September 02, 2023
The New York Times had a piece today on how the Biden administration is trying to turn around public opinion on its handling of the economy. At the end of the article, it cites Jason Furman, a Harvard professor and head of the Council of Economic Advisers under President Obama.
“Now he said it was difficult for the Biden administration to take victory laps over slowing inflation because wages haven’t kept pace, leaving a typical worker about $2,000 behind compared with before the pandemic.”
This is not true. Wages did fall behind inflation in 2021 and the first half of 2022, but since then they have regained lost ground and are now slightly higher than they were before the pandemic, after adjusting for inflation. (The spike at the start of the pandemic is a composition effect. Essentially, the lowest-paid workers all lost their jobs, raising average pay of those still working. We need to compare the current pay with the pre-pandemic pay to get the full story.
It is worth noting this is an average. Pay has been rising more rapidly for those at the bottom, so they are even further ahead of inflation.

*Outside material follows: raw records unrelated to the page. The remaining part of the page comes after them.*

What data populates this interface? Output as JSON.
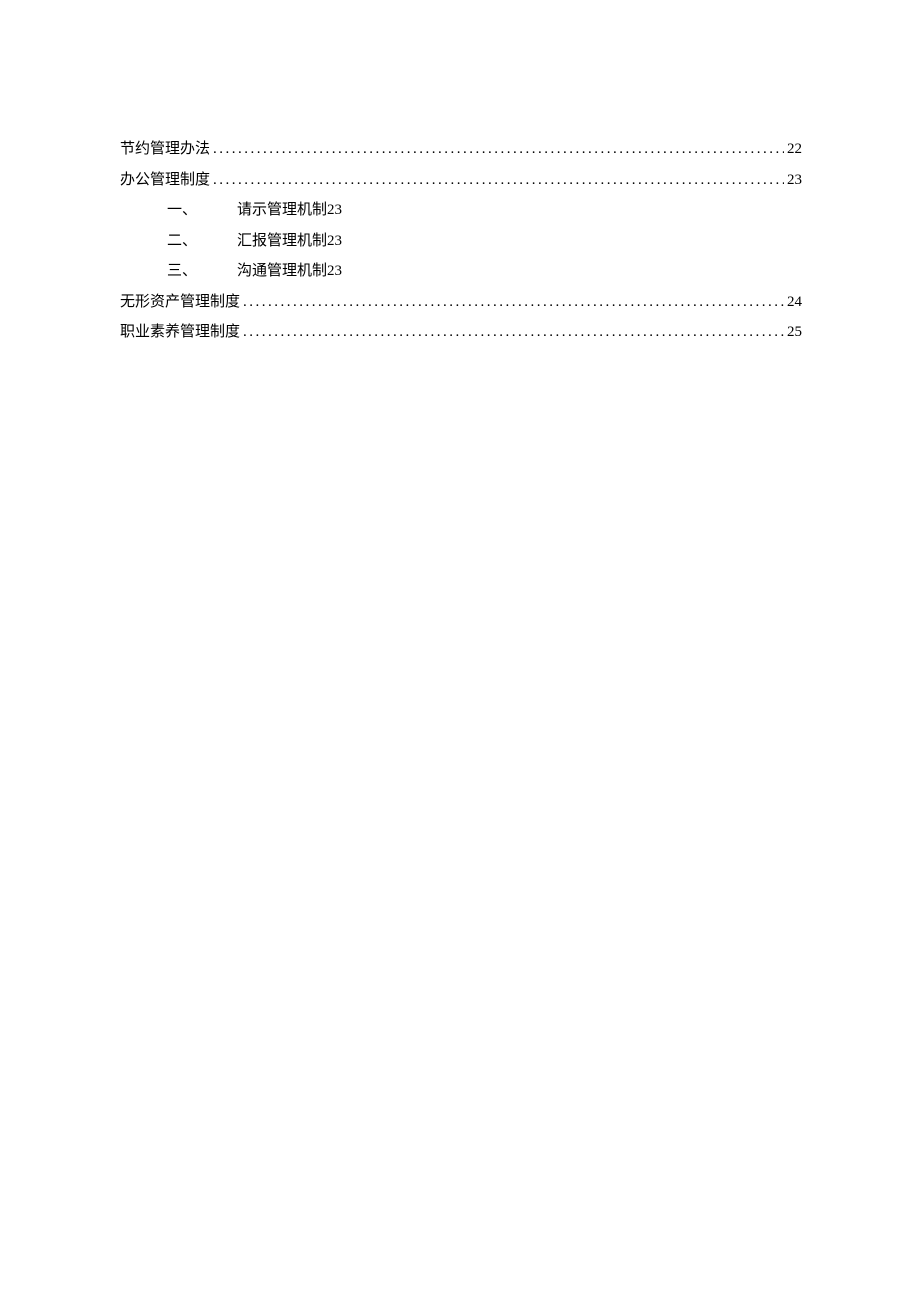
{
  "toc": [
    {
      "title": "节约管理办法",
      "page": "22",
      "subs": []
    },
    {
      "title": "办公管理制度",
      "page": "23",
      "subs": [
        {
          "marker": "一、",
          "text": "请示管理机制23"
        },
        {
          "marker": "二、",
          "text": "汇报管理机制23"
        },
        {
          "marker": "三、",
          "text": "沟通管理机制23"
        }
      ]
    },
    {
      "title": "无形资产管理制度",
      "page": "24",
      "subs": []
    },
    {
      "title": "职业素养管理制度",
      "page": "25",
      "subs": []
    }
  ]
}
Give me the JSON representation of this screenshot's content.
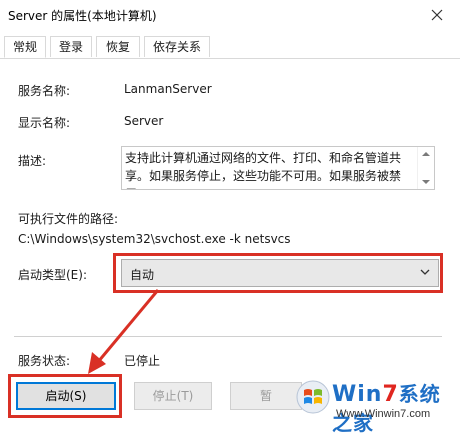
{
  "window": {
    "title": "Server 的属性(本地计算机)"
  },
  "tabs": [
    {
      "label": "常规"
    },
    {
      "label": "登录"
    },
    {
      "label": "恢复"
    },
    {
      "label": "依存关系"
    }
  ],
  "general": {
    "service_name_label": "服务名称:",
    "service_name_value": "LanmanServer",
    "display_name_label": "显示名称:",
    "display_name_value": "Server",
    "description_label": "描述:",
    "description_value": "支持此计算机通过网络的文件、打印、和命名管道共享。如果服务停止，这些功能不可用。如果服务被禁用，",
    "exe_path_label": "可执行文件的路径:",
    "exe_path_value": "C:\\Windows\\system32\\svchost.exe -k netsvcs",
    "startup_type_label": "启动类型(E):",
    "startup_type_value": "自动",
    "service_status_label": "服务状态:",
    "service_status_value": "已停止"
  },
  "buttons": {
    "start": "启动(S)",
    "stop": "停止(T)",
    "pause": "暂"
  },
  "watermark": {
    "brand_win": "Win",
    "brand_7": "7",
    "brand_cn": "系统之家",
    "url": "Www.Winwin7.com"
  },
  "annotation": {
    "color": "#d93025"
  }
}
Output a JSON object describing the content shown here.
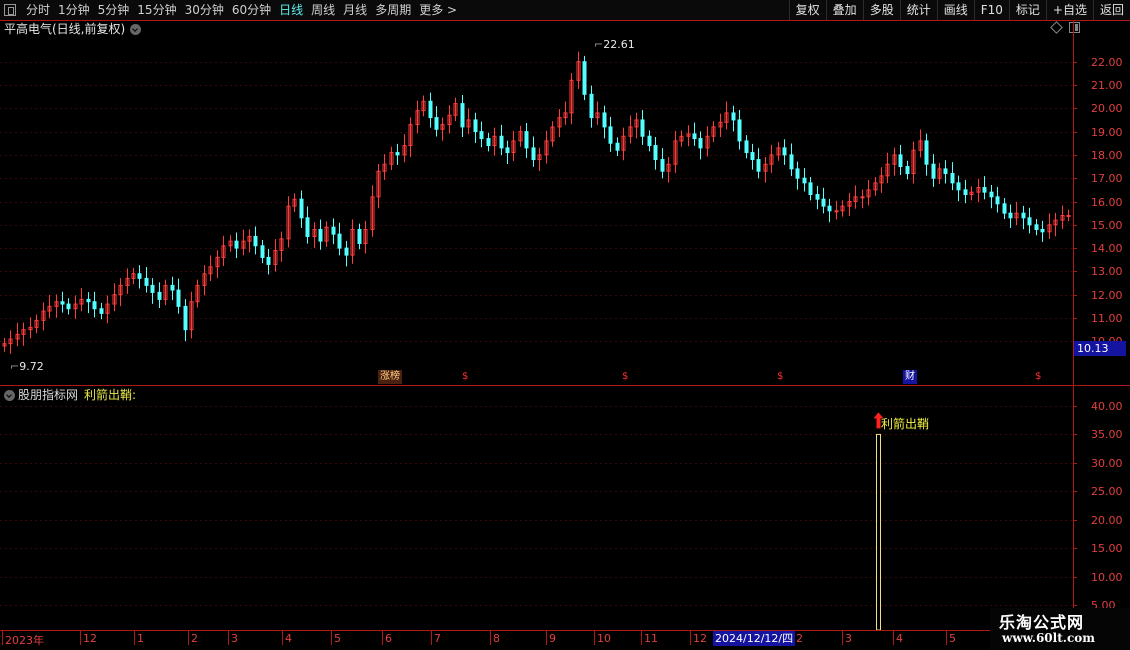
{
  "toolbar": {
    "periods": [
      "分时",
      "1分钟",
      "5分钟",
      "15分钟",
      "30分钟",
      "60分钟",
      "日线",
      "周线",
      "月线",
      "多周期",
      "更多 >"
    ],
    "active_period": "日线",
    "right_buttons": [
      "复权",
      "叠加",
      "多股",
      "统计",
      "画线",
      "F10",
      "标记",
      "+自选",
      "返回"
    ]
  },
  "chart_title": "平高电气(日线,前复权)",
  "main_chart": {
    "price_axis": [
      "22.00",
      "21.00",
      "20.00",
      "19.00",
      "18.00",
      "17.00",
      "16.00",
      "15.00",
      "14.00",
      "13.00",
      "12.00",
      "11.00",
      "10.00"
    ],
    "last_price": "10.13",
    "high_marker": "22.61",
    "low_marker": "9.72",
    "event_tags": [
      {
        "text": "涨榜",
        "color": "#e0c060"
      },
      {
        "text": "$",
        "color": "#ff3030"
      },
      {
        "text": "$",
        "color": "#ff3030"
      },
      {
        "text": "$",
        "color": "#ff3030"
      },
      {
        "text": "财",
        "color": "#ffffff"
      },
      {
        "text": "$",
        "color": "#ff3030"
      }
    ]
  },
  "indicator": {
    "name": "股朋指标网",
    "var_label": "利箭出鞘:",
    "signal_label": "利箭出鞘",
    "axis": [
      "40.00",
      "35.00",
      "30.00",
      "25.00",
      "20.00",
      "15.00",
      "10.00",
      "5.00"
    ],
    "signal_value": 35
  },
  "date_axis": {
    "labels": [
      "2023年",
      "12",
      "1",
      "2",
      "3",
      "4",
      "5",
      "6",
      "7",
      "8",
      "9",
      "10",
      "11",
      "12",
      "2",
      "3",
      "4",
      "5"
    ],
    "highlight": "2024/12/12/四"
  },
  "watermark": {
    "line1": "乐淘公式网",
    "line2": "www.60lt.com"
  },
  "colors": {
    "up": "#ff3c3c",
    "down": "#54ffff",
    "axis": "#b01818",
    "grid": "#3a0808"
  },
  "chart_data": {
    "type": "candlestick",
    "series": [
      {
        "name": "平高电气",
        "close": [
          9.9,
          10.1,
          10.3,
          10.5,
          10.6,
          10.9,
          11.3,
          11.5,
          11.7,
          11.6,
          11.4,
          11.6,
          11.8,
          11.7,
          11.4,
          11.2,
          11.6,
          12.0,
          12.4,
          12.7,
          12.9,
          12.7,
          12.4,
          12.1,
          11.8,
          12.4,
          12.2,
          11.5,
          10.5,
          11.7,
          12.4,
          12.9,
          13.2,
          13.6,
          14.1,
          14.3,
          14.0,
          14.3,
          14.5,
          14.1,
          13.6,
          13.3,
          13.9,
          14.4,
          15.8,
          16.1,
          15.3,
          14.5,
          14.8,
          14.3,
          14.9,
          14.6,
          14.0,
          13.7,
          14.8,
          14.2,
          14.8,
          16.2,
          17.3,
          17.6,
          18.1,
          18.0,
          18.4,
          19.3,
          19.9,
          20.3,
          19.6,
          19.1,
          19.3,
          19.7,
          20.2,
          19.2,
          19.5,
          19.0,
          18.7,
          18.4,
          18.8,
          18.3,
          18.1,
          18.6,
          19.0,
          18.3,
          17.8,
          18.0,
          18.6,
          19.2,
          19.6,
          19.8,
          21.2,
          22.0,
          20.6,
          19.6,
          19.8,
          19.2,
          18.5,
          18.2,
          18.8,
          19.2,
          19.5,
          18.8,
          18.4,
          17.8,
          17.3,
          17.6,
          18.6,
          18.8,
          18.9,
          18.7,
          18.3,
          18.8,
          19.2,
          19.4,
          19.8,
          19.5,
          18.6,
          18.1,
          17.8,
          17.3,
          17.6,
          18.0,
          18.3,
          18.0,
          17.4,
          17.0,
          16.8,
          16.3,
          16.1,
          15.8,
          15.6,
          15.6,
          15.8,
          16.0,
          16.2,
          16.2,
          16.5,
          16.8,
          17.1,
          17.6,
          18.0,
          17.5,
          17.2,
          18.2,
          18.6,
          17.6,
          17.0,
          17.4,
          17.2,
          16.8,
          16.5,
          16.3,
          16.4,
          16.6,
          16.4,
          16.2,
          15.9,
          15.5,
          15.3,
          15.5,
          15.3,
          15.0,
          14.8,
          14.7,
          15.0,
          15.2,
          15.4,
          15.4
        ]
      }
    ],
    "indicator_series": {
      "name": "利箭出鞘",
      "values_nonzero": [
        {
          "date_index": "2024/12 area",
          "value": 35
        }
      ]
    }
  }
}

FWIW, Furman knows these data as well as anyone, so it is likely that the article misrepresented his comment.